Erik Ableson 2 minute read
May 15, 2008

Getting extended attribute file information

Now here's something potentially useful. I'm often writing up documentation for clients and use PDF files that I've downloaded from various sites for supporting information. I can't simply copy the whole PDF into a Word document and dragging a multipage PDF document into Pages just imports the first page. So the usual solution is to note the URL where you can go get the document and put that into the text. Of course if you're like me, you have a ton of files downloaded and I certainly don't bookmark each and every one of them.
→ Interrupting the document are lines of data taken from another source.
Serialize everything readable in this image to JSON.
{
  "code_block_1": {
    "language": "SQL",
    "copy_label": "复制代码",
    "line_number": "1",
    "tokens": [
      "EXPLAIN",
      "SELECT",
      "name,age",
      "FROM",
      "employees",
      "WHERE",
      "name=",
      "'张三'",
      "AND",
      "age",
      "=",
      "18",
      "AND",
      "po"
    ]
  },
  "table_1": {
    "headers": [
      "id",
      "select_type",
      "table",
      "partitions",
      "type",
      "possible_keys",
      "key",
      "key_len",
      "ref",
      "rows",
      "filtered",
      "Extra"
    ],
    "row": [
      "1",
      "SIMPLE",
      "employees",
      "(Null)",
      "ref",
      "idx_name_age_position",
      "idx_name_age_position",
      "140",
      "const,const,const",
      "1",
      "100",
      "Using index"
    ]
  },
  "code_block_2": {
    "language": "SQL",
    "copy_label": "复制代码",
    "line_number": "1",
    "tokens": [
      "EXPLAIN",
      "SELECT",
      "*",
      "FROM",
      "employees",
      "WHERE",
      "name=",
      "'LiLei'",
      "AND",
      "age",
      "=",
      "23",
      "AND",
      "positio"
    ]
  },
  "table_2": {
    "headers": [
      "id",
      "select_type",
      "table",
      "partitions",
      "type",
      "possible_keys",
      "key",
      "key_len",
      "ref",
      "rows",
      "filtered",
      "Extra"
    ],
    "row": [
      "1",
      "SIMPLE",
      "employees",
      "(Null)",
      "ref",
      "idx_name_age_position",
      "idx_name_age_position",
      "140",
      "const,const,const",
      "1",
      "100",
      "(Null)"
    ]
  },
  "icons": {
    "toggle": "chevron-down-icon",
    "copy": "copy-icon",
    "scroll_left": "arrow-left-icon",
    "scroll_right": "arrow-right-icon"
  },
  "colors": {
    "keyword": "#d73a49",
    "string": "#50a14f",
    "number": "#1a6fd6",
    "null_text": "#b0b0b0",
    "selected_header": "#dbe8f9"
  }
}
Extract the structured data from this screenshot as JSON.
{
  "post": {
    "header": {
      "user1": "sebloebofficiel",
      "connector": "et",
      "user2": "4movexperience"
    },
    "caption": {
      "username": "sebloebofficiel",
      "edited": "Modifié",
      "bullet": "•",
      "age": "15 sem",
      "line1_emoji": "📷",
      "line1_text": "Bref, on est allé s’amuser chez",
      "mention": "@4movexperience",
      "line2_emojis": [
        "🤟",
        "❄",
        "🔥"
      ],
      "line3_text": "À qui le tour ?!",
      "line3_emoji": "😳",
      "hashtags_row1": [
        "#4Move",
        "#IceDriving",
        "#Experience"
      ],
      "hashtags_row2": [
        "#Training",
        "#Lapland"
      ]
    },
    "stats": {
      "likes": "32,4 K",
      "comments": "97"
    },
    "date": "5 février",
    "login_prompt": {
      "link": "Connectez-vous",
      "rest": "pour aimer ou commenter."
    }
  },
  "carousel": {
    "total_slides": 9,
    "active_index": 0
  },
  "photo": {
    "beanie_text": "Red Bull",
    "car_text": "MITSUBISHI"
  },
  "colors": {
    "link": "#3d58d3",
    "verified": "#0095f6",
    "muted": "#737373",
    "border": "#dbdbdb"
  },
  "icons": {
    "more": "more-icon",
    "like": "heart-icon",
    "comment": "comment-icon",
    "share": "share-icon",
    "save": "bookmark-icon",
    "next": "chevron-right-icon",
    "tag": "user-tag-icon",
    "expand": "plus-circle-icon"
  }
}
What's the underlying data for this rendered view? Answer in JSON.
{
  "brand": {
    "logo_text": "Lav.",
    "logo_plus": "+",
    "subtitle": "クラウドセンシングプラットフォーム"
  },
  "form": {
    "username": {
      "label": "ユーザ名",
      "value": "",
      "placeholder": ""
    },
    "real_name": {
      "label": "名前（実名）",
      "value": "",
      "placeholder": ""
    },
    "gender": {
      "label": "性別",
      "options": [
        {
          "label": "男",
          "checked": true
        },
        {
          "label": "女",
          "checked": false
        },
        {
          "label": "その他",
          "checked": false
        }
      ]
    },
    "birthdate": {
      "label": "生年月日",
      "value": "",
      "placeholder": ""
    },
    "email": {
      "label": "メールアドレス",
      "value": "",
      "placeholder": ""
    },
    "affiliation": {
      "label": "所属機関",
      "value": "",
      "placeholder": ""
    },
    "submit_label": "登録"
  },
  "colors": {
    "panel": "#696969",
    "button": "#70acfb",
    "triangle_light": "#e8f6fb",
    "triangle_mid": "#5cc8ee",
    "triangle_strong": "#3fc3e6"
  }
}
So what to do? Well, under 10.5 Apple has intelligently decided to give you some breadcrumbs in the extended attributes, including the URL from whence you downloaded the file. Except that it's tantalizingly out of reach. You can see it in the Get Info window, but you can't copy and paste it into your document. Nor can you click on the link to bring it up in Safari (note to self: file a bug report on that one). I'm not sufficiently masochistic to want to retype out some of these URLs that are usually buried 4 levels down on a vendor site so I went poking around on the command line.

Sure enough there's an easy way to get this information out fairly easily. On the command line the mdls command will happily dump out all of the various metadata information on the file, including the very useful "kMDItemWhereFroms" attribute. From there it's a simple copy and paste operation. Or you can be more specific and ask for this value only by specifying it by name:

mdls -name kMDItemWhereFroms myFile